Ink & Insights: Dive Into Palestine’s Resistance With These Graphic Novels

Even though it suffered ongoing violence since the 1940s, since the October 7 attacks, Palestine today has been placed in the limelight and is at the forefront of every media outlet as well as social media.

Beyond Instagram upgrades on rising death tolls and destroyed buildings by on-ground journalists, there are many other ways to better understand occupied Palestine and its political history.

A great way to dive into the country is by reading the special collection of immersive and artsy books known as graphic novels. We present to you a special collection of graphic novels that showcase the Palestinian narrative in a new way:

Palestine By Joe Sacco

Back in 1991, Maltese-American journalist Joe Sacco was smack dab in Palestine itself, spending several months in the occupied territories of the country during the first Intifada. Out of that experience came his 1996 graphic novel dubbed Palestine, which was originally published as a series from 1993 to 1995.

He offers readers a look at the checkpoint-filled world of occupied Palestine back in the 1990s explored through dark humor. He also explores the many challenges faced by Palestinians during that time. Today, he’s known as the first comic book journalist who transformed the possibilities of traditional journalism.

Jerusalem: Chronicles From The Holy City By Guy Delisle

Known as an acclaimed graphic memoirist, Guy Delisle wrote a thoughtful travelogue about what life is like in the holy city of Jerusalem. In his fourth travelogue “Jerusalem: Chronicles from the Holy City,” he showcases what daily life is like in a city that not many people are able to visit.

In the graphic novel, as he himself got to live in East Jerusalem, he showcases the life of the people there, which is made up of checkpoints, traffic jams, and holidays.

Reading the book, you’ll notice his signature self-deprecating humor as well as his dive into rich topics like religion. The book also showcases the melting pot of religions and cultures, as Jerusalem is a place where Jews, Christians, and Muslims have yet to learn how to live together in peace.

Power Born Of Dreams: My Story Is Palestine By Mohammad Sabaaneh

A book all about the occupation, the loss of one’s home, and the need for hope are all ways to describe Palestinian Cartoonist Mohammad Sabaaneh’s “Power Born of Dreams: My Story is Palestine.”

This particular graphic novel is the kind of work that can come out of someone who lived through the strife of being a political prisoner in Israel. That was the fate of Sabaaneh.

Taking a deep dive into what freedom looks like from the inside of an Israeli prison, Sabaaneh taps into his creativity to present a story of a bird that comes to the prison cell window with a special deal.

The bird promises the prisoner that it’ll share stories of family, community, Gaza, and the West Bank, and from there comes a dive into memory and intergenerational trauma between the bird and the prisoner.

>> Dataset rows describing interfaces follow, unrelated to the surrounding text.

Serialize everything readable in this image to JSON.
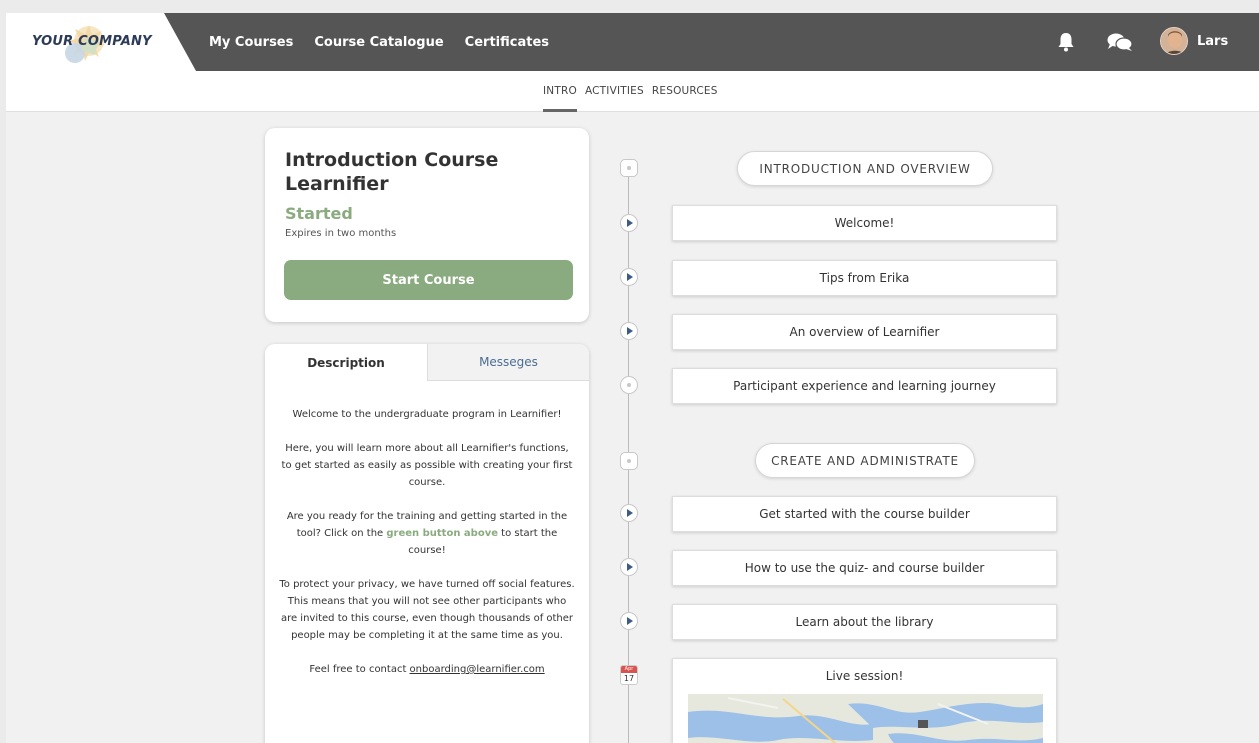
{
  "brand": {
    "name": "YOUR COMPANY"
  },
  "nav": {
    "items": [
      "My Courses",
      "Course Catalogue",
      "Certificates"
    ]
  },
  "user": {
    "name": "Lars"
  },
  "subtabs": [
    "INTRO",
    "ACTIVITIES",
    "RESOURCES"
  ],
  "course": {
    "title": "Introduction Course Learnifier",
    "status": "Started",
    "expires": "Expires in two months",
    "start_label": "Start Course"
  },
  "panel": {
    "tab_description": "Description",
    "tab_messages": "Messeges",
    "p1": "Welcome to the undergraduate program in Learnifier!",
    "p2": "Here, you will learn more about all Learnifier's functions, to get started as easily as possible with creating your first course.",
    "p3_a": "Are you ready for the training and getting started in the tool? Click on the ",
    "p3_link": "green button above",
    "p3_b": " to start the course!",
    "p4": "To protect your privacy, we have turned off social features. This means that you will not see other participants who are invited to this course, even though thousands of other people may be completing it at the same time as you.",
    "p5_a": "Feel free to contact ",
    "p5_email": "onboarding@learnifier.com"
  },
  "timeline": {
    "section1": "INTRODUCTION AND OVERVIEW",
    "section1_items": [
      "Welcome!",
      "Tips from Erika",
      "An overview of Learnifier",
      "Participant experience and learning journey"
    ],
    "section2": "CREATE AND ADMINISTRATE",
    "section2_items": [
      "Get started with the course builder",
      "How to use the quiz- and course builder",
      "Learn about the library"
    ],
    "live_title": "Live session!",
    "live_month": "Apr",
    "live_day": "17"
  },
  "colors": {
    "accent_green": "#8aab7f",
    "topbar": "#555555",
    "link_blue": "#4b6c93"
  }
}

Footnotes In Gaza By Joe Sacco

The Comic Journalist Sacco has once again made it on our list, which goes to show his prowess at depicting the complexities of life in occupied Palestine. In a 400-page long graphic novel called “Footnotes in Gaza,” Sacco explores the Israeli military attack on Palestinians living in Khan Younis and Rafah during the 1956 Suez Crisis.

‘Baddawi’ By Leila Abdelrazaq

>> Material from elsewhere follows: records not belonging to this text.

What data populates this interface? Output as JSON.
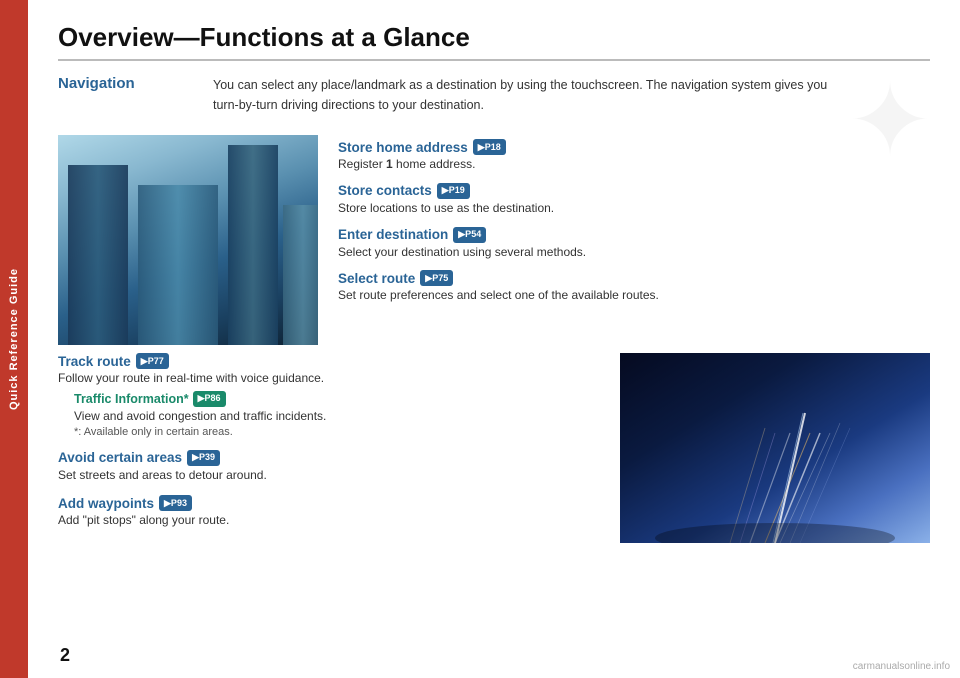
{
  "sidebar": {
    "label": "Quick Reference Guide"
  },
  "page": {
    "title": "Overview—Functions at a Glance",
    "number": "2"
  },
  "navigation": {
    "heading": "Navigation",
    "description_line1": "You can select any place/landmark as a destination by using the touchscreen. The navigation system gives you",
    "description_line2": "turn-by-turn driving directions to your destination."
  },
  "features_upper": [
    {
      "title": "Store home address",
      "badge": "▶P18",
      "description": "Register 1 home address.",
      "color": "blue"
    },
    {
      "title": "Store contacts",
      "badge": "▶P19",
      "description": "Store locations to use as the destination.",
      "color": "blue"
    },
    {
      "title": "Enter destination",
      "badge": "▶P54",
      "description": "Select your destination using several methods.",
      "color": "blue"
    },
    {
      "title": "Select route",
      "badge": "▶P75",
      "description": "Set route preferences and select one of the available routes.",
      "color": "blue"
    }
  ],
  "features_lower": [
    {
      "title": "Track route",
      "badge": "▶P77",
      "description": "Follow your route in real-time with voice guidance.",
      "color": "blue"
    },
    {
      "traffic": {
        "title": "Traffic Information*",
        "badge": "▶P86",
        "description": "View and avoid congestion and traffic incidents.",
        "note": "*: Available only in certain areas.",
        "color": "teal"
      }
    },
    {
      "title": "Avoid certain areas",
      "badge": "▶P39",
      "description": "Set streets and areas to detour around.",
      "color": "blue"
    },
    {
      "title": "Add waypoints",
      "badge": "▶P93",
      "description": "Add \"pit stops\" along your route.",
      "color": "blue"
    }
  ],
  "watermark": "carmanualsonline.info"
}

Taking a step away from occupied Palestine and taking a look at what life is like in foreign exile is the graphic novel “Baddawi.” Palestinian Author Leila Abdlerazaq takes readers on a journey to Lebanon where the sole focus is a Palestinian family living in exile as refugees.

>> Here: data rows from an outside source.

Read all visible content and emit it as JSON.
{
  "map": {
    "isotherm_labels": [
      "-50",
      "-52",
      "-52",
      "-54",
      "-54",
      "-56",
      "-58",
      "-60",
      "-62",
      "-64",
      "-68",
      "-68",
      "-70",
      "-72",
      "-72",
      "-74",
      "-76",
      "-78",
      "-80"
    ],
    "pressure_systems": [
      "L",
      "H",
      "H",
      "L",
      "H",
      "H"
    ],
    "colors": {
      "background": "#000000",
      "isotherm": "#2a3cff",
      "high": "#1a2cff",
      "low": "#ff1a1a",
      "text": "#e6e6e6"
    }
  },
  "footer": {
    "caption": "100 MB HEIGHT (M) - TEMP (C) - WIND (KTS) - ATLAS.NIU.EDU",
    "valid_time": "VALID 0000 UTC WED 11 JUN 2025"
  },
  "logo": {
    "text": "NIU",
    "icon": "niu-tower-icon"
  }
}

Raised in a refugee camp called Baddawi in the North of Lebanon, the book centers around Ahmed, one of thousands of Palestinians who fled their country during the 1948 war. We get to see Ahmed as he tries to create a life for himself in the new foreign land while maintaining ties and a connection to his homeland of Palestine.

Each of these illustrated works showcases occupied Palestine during signature moments in its devastating timeline as well as the multiple ways the Palestinian people coped with the ongoing tragic events.

WE SAID THIS: Don’t Miss…Displaying Talent & Passion: A Look Inside CairoComix And Its Extraordinary Artists